Coral reefs provide society with a suite of valuable ecosystems services, including shoreline stabilization, tourism, biodiversity, and food production. Services such as food production are particularly important in many developing countries, where coral reef fisheries represent a critical source of protein for local communities. However, humans may be threatening the ability of reefs to deliver these services though overexploitation, habitat degradation, and global climate change.
Biodiversity loss is a serious consequence of human disturbance, and could compromise fisheries production on reefs. To understand how humans may be altering the relationship between biodiversity and production, I will synthesize existing biological and socioeconomic data for Pacific coral reefs with or without human influence. This data set is unique in that it includes some of the only nearly-pristine coral reefs remaining in the world.
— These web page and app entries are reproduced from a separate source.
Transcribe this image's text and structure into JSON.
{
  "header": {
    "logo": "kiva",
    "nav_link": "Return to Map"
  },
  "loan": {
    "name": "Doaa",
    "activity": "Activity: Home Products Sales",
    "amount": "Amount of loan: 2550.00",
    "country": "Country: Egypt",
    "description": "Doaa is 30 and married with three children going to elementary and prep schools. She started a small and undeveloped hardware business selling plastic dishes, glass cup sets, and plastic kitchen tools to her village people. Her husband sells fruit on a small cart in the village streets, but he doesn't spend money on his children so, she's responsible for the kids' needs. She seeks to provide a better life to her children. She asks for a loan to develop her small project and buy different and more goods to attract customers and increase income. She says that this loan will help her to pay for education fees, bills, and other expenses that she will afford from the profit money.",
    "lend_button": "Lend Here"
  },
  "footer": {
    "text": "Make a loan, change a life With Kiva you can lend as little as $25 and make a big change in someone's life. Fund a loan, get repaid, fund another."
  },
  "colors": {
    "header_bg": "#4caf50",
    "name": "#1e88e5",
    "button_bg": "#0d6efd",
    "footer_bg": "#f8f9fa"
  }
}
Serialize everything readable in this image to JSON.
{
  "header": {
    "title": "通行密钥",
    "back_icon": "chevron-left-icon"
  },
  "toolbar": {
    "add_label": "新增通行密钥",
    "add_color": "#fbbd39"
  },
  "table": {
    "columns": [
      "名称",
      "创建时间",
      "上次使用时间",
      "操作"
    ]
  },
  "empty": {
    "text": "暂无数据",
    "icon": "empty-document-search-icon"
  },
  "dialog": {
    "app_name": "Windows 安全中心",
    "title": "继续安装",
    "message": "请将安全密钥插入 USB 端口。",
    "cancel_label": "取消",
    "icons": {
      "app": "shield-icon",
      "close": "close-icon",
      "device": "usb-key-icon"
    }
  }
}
Understanding the natural state of coral reef communities in the absence of human impacts is critical for quantifying human-associated changes and setting these changes in context. I will assess if different types of reef fishes are more vulnerable to human disturbance and whether local extinctions may drive biodiversity loss on impacted reefs. I will determine which of these types of reef fishes are most important in providing high and stable fish production for reef-dependent societies. Finally, I will use type-specific estimates of production and extinction risk to suggest management targets in terms of biodiversity and fish density needed to maximize the provisioning of this key ecosystem service.